After putting the crew to bed on their last night in space, I left the Control Room and made my way back to the Crew Center, more tired than I could remember having been in a long time. That wasn't a good sign, considering that the mission's last and in some ways trickiest phase was coming up next. I had a lot on my mind as I let myself into our apartment.
Not so much that I didn't notice the divine aroma that wafted out at me the moment I opened the door, though, nor the friendly little group that was assembled around the table in the apartment's combination kitchen-dining room.
"Hi, Mom," Hikari called from the kitchen half of the room. "You're just in time. Have a seat, dinner's almost up."
I looked at my watch. "It's nearly eleven o'clock," I said.
"You couldn't get out of the Control Room 'til eleven? Then dinner's at eleven," Hikari replied pragmatically. "Sit!"
"There's no point arguing with her when she's like this," said Tenzin from the table with a sage little smile. Ever the gentleman, he rose and pulled out one of the vacant chairs for me.
"Just like her parents," Pema added sentimentally as I sat down across from her.
Hikari leaned out of the kitchen and looked toward the door. "Isn't Mako with you?"
I shook my head. "He's still in the Control Room."

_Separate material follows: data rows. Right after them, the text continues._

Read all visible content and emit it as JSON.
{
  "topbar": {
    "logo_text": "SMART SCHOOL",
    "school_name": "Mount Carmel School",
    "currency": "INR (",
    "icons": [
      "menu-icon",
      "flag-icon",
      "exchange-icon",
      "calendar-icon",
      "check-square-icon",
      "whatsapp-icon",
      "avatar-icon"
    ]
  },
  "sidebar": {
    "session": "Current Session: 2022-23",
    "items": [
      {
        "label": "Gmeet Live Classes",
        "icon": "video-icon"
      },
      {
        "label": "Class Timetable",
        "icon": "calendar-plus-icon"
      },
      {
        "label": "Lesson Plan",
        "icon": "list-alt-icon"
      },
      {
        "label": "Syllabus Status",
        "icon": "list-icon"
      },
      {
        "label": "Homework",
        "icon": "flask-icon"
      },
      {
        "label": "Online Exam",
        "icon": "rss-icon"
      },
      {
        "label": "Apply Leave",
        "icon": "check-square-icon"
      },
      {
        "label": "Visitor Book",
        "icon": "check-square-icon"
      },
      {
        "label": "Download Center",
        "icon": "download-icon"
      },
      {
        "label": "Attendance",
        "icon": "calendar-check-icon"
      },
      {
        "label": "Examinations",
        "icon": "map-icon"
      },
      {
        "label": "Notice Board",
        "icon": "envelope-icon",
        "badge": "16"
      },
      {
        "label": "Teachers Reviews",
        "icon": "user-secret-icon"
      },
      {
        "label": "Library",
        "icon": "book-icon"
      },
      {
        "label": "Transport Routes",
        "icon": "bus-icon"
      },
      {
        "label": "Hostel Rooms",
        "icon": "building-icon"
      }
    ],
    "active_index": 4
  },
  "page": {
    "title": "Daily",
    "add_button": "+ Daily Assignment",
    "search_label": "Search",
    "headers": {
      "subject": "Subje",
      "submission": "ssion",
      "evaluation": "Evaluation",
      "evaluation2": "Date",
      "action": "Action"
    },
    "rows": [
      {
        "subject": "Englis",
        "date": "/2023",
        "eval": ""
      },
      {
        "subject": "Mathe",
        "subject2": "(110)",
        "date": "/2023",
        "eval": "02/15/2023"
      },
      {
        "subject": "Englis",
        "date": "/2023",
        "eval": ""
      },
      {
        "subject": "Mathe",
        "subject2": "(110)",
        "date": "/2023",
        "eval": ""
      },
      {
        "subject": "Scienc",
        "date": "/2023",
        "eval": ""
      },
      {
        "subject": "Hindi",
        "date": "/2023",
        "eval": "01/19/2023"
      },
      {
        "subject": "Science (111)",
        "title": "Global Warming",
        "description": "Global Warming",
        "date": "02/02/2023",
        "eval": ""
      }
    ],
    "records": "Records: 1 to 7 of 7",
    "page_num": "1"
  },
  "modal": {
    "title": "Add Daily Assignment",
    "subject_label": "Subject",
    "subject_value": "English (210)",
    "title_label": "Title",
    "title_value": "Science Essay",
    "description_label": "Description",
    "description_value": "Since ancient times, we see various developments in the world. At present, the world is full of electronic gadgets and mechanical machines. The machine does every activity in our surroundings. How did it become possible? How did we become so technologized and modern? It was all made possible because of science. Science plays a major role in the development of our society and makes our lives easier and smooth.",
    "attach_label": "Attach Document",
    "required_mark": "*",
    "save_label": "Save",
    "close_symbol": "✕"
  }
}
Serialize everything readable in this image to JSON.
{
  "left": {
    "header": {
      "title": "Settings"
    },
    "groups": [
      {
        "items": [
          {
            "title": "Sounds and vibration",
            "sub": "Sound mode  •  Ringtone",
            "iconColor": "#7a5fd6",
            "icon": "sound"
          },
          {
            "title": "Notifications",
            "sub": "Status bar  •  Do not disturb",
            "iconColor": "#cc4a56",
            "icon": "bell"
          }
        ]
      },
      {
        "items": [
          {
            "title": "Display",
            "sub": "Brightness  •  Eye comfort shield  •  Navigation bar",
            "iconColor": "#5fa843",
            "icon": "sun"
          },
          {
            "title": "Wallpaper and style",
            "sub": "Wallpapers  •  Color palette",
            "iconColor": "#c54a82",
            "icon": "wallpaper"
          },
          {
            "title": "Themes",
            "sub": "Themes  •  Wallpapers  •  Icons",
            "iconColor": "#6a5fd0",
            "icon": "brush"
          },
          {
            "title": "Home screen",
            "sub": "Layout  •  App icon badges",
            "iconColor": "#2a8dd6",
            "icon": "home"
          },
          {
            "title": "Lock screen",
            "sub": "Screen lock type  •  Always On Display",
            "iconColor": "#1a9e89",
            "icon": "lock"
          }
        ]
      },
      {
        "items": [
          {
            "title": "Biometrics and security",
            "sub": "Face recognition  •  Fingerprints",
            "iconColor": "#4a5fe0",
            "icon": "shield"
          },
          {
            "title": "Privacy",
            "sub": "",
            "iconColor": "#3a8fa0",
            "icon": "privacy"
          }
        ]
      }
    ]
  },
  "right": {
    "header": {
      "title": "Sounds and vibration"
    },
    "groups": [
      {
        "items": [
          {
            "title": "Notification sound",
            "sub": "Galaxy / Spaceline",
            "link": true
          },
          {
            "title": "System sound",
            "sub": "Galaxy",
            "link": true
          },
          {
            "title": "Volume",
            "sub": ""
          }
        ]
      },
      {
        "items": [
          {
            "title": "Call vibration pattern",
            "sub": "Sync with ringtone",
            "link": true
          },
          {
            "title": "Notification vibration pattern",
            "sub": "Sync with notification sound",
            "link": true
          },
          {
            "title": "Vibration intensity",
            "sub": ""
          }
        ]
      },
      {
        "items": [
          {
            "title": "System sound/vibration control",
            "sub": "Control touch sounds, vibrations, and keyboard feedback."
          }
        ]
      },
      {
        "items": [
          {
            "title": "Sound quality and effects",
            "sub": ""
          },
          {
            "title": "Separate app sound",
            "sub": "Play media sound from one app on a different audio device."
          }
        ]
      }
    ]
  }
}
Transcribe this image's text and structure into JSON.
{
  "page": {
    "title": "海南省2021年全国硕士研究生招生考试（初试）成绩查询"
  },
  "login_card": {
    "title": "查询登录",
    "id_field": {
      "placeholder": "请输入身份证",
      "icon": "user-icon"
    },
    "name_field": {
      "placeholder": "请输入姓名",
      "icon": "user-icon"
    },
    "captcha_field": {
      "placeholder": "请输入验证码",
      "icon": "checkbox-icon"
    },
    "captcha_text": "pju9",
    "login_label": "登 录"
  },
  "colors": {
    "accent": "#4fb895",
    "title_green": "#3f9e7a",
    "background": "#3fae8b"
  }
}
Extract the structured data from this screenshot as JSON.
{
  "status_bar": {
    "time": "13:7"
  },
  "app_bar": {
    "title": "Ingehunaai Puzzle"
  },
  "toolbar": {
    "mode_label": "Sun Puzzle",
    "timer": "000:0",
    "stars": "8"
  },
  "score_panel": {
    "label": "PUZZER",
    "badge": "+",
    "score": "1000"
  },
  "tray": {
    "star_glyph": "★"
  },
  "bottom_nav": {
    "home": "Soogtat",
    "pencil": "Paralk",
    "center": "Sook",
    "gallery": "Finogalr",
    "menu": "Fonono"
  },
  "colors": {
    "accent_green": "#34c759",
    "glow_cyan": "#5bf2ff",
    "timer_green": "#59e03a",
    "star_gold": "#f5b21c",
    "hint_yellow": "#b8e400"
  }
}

With an exasperated growl, she went to the wall phone in the kitchen, dialed the extension for his station in the Control Room, and said, "You. Dinner. Now. Bring Jinora. Ah-ah! I don't want to hear it. I'm timing you," then hung up. Tenzin and Pema blinked at each other, then at her, and she grinned. "You just have to know how to talk to these people," she said.
A slightly sheepish Mako appeared minutes later, with Pabu aboard and Jinora in tow, and the six of us sat down to a delicious Air Nomad meal. Neither Hikari nor I was a vegetarian, but we had long agreed that theirs was the finest such food in the world. She had learned to cook a wide range of their dishes, some from Korra or me (both of us had lived at one point or another on Air Temple Island), others during her own time as a student at the temple school. Tonight's offering was a potarsnip curry, rich and just a little biting, with rice, salad, and nicely charred little flatbreads.
While we ate, we avoided talking about the mission, since that was all any of us ever did the rest of the time lately. Instead, we reminisced about adventures past, the elders among us regaling Hikari with war stories of days gone by. Not until the food was gone and we were lingering over butter tea and pastries (another Air Nomad specialty) did Tenzin raise a matter related to work.
"Asami," he said, "I've been thinking about your plan to stay in the Control Room until the landing, and I think I have a better idea."
"Oh?" I asked.
"You're staying because you want to be on the radio with them as soon as they come out of the ionization blackout. Correct?"
I nodded. "That's right."
"How long is the blackout supposed to last?"
"We don't know exactly," I said. "At least fifteen minutes, possibly as many as twenty."
Tenzin nodded, and I could see him calculating something; then he smiled and said, "Oogi and I can have you on Lagos Island well before they emerge, then. If you like, you can get back onto the communications net from the blockhouse there and watch them land with your own eyes."
I blinked. I hadn't thought of that. It had occurred to me to try to get to Lagos during the blackout, and do exactly as he was suggesting, so that I would be on hand to welcome the crew home in person as soon as they lowered the ramp; but in none of the scenarios I modeled in my head could I make it there in time. A boat would be too slow; a seaplane would take too long to preflight and secure at the far end. But a sky bison like Oogi could take me straight from the roof of the Control Center to the doorstep of the Lagos Island blockhouse, shaving a good ten minutes off the journey time.
"Why didn't I think of that?" I wondered wryly.
"Too busy thinking of absolutely everything else?" Mako suggested, and we all laughed.
"Thank you, Tenzin," I said. "That's a very kind offer, and one I'll certainly take you up on. Not only will I be there for the landing, it'll give me something to do during the blackout besides sit in my chair and go mad."
We lingered over tea for a while longer, unwilling to let the occasion end; but at last, with the grace of a master Air Acolyte, Pema excused herself and her husband, and Jinora left with them. Mako stayed on long enough to lose 20 yuan and overnight custody of Pabu to Hikari at pai sho, then slunk off to lick his wounds. The rain had finally stopped as we got ready for bed; after one last long look at the moon, shining through as the clouds broke up and drifted away, we retired.